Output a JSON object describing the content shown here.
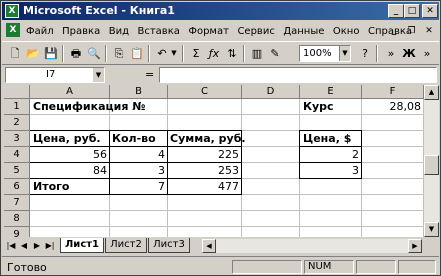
{
  "window": {
    "title": "Microsoft Excel - Книга1",
    "app_icon": "excel-icon",
    "controls": [
      "minimize",
      "maximize",
      "close"
    ]
  },
  "menu": {
    "items": [
      "Файл",
      "Правка",
      "Вид",
      "Вставка",
      "Формат",
      "Сервис",
      "Данные",
      "Окно",
      "Справка"
    ]
  },
  "toolbar": {
    "zoom": "100%",
    "icons": [
      "new-icon",
      "open-icon",
      "save-icon",
      "print-icon",
      "preview-icon",
      "copy-icon",
      "paste-icon",
      "undo-icon",
      "autosum-icon",
      "function-icon",
      "sort-icon",
      "chart-icon",
      "bold-icon"
    ]
  },
  "formula_bar": {
    "name_box": "I7",
    "equals": "=",
    "formula": ""
  },
  "sheet": {
    "columns": [
      "A",
      "B",
      "C",
      "D",
      "E",
      "F"
    ],
    "rows": [
      "1",
      "2",
      "3",
      "4",
      "5",
      "6",
      "7",
      "8",
      "9"
    ],
    "cells": {
      "A1": "Спецификация №",
      "E1": "Курс",
      "F1": "28,08",
      "A3": "Цена, руб.",
      "B3": "Кол-во",
      "C3": "Сумма, руб.",
      "E3": "Цена, $",
      "A4": "56",
      "B4": "4",
      "C4": "225",
      "E4": "2",
      "A5": "84",
      "B5": "3",
      "C5": "253",
      "E5": "3",
      "A6": "Итого",
      "B6": "7",
      "C6": "477"
    }
  },
  "tabs": {
    "items": [
      "Лист1",
      "Лист2",
      "Лист3"
    ],
    "active": "Лист1"
  },
  "status": {
    "text": "Готово",
    "num": "NUM"
  },
  "colors": {
    "title_bar": "#0a246a",
    "chrome": "#d4d0c8"
  }
}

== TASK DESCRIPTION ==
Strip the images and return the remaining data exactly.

== ANSWER FOR THIS EXERCISE ==
Output a JSON object describing the content shown here.
{
  "window": {
    "title": "Microsoft Excel - Книга1",
    "app_icon": "excel-icon",
    "controls": [
      "minimize",
      "maximize",
      "close"
    ]
  },
  "menu": {
    "items": [
      "Файл",
      "Правка",
      "Вид",
      "Вставка",
      "Формат",
      "Сервис",
      "Данные",
      "Окно",
      "Справка"
    ]
  },
  "toolbar": {
    "zoom": "100%",
    "icons": [
      "new-icon",
      "open-icon",
      "save-icon",
      "print-icon",
      "preview-icon",
      "copy-icon",
      "paste-icon",
      "undo-icon",
      "autosum-icon",
      "function-icon",
      "sort-icon",
      "chart-icon",
      "bold-icon"
    ]
  },
  "formula_bar": {
    "name_box": "I7",
    "equals": "=",
    "formula": ""
  },
  "sheet": {
    "columns": [
      "A",
      "B",
      "C",
      "D",
      "E",
      "F"
    ],
    "rows": [
      "1",
      "2",
      "3",
      "4",
      "5",
      "6",
      "7",
      "8",
      "9"
    ],
    "cells": {
      "A1": "Спецификация №",
      "E1": "Курс",
      "F1": "28,08",
      "A3": "Цена, руб.",
      "B3": "Кол-во",
      "C3": "Сумма, руб.",
      "E3": "Цена, $",
      "A4": "56",
      "B4": "4",
      "C4": "225",
      "E4": "2",
      "A5": "84",
      "B5": "3",
      "C5": "253",
      "E5": "3",
      "A6": "Итого",
      "B6": "7",
      "C6": "477"
    }
  },
  "tabs": {
    "items": [
      "Лист1",
      "Лист2",
      "Лист3"
    ],
    "active": "Лист1"
  },
  "status": {
    "text": "Готово",
    "num": "NUM"
  },
  "colors": {
    "title_bar": "#0a246a",
    "chrome": "#d4d0c8"
  }
}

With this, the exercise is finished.